:: WORK INSTRUCTIONS ::
The response must contain each line of the material that holds "apps".
**** PROVIDED ENTRIES
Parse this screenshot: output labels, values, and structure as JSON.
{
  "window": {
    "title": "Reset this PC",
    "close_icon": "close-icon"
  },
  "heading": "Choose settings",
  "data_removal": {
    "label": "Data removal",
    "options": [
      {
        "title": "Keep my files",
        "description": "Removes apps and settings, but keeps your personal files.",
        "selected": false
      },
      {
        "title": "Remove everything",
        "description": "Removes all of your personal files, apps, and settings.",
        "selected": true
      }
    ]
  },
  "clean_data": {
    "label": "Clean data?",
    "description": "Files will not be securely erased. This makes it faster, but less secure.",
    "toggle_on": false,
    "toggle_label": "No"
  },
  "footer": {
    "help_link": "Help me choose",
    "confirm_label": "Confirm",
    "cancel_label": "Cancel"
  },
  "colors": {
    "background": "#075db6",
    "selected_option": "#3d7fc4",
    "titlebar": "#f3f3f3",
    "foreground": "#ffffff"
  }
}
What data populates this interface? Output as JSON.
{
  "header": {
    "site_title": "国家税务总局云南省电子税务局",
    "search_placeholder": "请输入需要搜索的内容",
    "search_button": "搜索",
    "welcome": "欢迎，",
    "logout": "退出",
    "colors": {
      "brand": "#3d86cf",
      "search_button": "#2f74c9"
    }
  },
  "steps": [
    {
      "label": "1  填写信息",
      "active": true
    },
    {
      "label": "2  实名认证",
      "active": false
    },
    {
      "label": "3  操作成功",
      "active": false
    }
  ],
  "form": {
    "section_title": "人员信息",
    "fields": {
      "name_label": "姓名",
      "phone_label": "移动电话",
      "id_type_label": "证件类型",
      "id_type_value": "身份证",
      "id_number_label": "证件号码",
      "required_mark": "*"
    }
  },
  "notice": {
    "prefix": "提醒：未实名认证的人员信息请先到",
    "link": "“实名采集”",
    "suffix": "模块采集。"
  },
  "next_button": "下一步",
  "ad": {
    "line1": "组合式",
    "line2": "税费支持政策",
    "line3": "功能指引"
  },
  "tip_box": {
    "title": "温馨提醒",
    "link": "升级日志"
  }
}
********
:: ANSWER SPACE ::
        "description": "Removes apps and settings, but keeps your personal files.",
        "description": "Removes all of your personal files, apps, and settings.",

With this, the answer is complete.